_GOAL OF THE EXERCISE_.
Total the lines of the entries below that hold the string "icon", then write only that total.

Interface dataset entries:

+===+

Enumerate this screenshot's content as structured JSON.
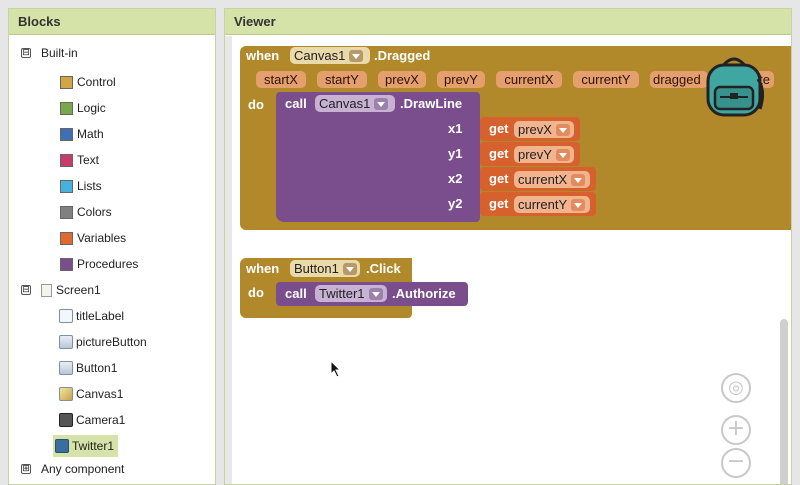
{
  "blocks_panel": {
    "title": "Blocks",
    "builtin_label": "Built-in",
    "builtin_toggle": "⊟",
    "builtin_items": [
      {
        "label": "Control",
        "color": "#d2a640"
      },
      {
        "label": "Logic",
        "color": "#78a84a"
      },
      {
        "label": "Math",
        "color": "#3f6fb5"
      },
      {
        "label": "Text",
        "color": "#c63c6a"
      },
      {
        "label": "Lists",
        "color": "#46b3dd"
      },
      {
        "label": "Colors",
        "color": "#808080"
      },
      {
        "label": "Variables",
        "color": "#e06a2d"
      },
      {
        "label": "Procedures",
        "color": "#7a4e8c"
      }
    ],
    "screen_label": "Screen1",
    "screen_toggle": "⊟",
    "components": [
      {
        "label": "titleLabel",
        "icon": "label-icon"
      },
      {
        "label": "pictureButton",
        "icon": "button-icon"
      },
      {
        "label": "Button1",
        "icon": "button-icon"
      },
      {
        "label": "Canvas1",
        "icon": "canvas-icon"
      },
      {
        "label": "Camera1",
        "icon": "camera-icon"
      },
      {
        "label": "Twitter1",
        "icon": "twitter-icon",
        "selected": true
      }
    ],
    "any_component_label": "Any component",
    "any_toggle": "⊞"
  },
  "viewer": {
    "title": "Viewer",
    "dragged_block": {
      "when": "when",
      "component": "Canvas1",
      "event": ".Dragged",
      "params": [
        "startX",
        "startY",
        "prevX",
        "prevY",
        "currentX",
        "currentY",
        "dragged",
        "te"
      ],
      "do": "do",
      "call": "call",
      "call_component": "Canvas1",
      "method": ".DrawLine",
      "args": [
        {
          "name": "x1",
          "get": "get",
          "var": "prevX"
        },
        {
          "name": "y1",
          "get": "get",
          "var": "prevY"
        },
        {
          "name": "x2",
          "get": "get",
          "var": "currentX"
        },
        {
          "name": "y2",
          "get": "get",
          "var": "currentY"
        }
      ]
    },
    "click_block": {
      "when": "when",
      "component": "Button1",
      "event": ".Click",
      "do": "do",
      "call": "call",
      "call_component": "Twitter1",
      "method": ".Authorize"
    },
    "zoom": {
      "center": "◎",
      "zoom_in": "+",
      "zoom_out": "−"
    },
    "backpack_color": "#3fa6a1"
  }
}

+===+

_RESULT_.
6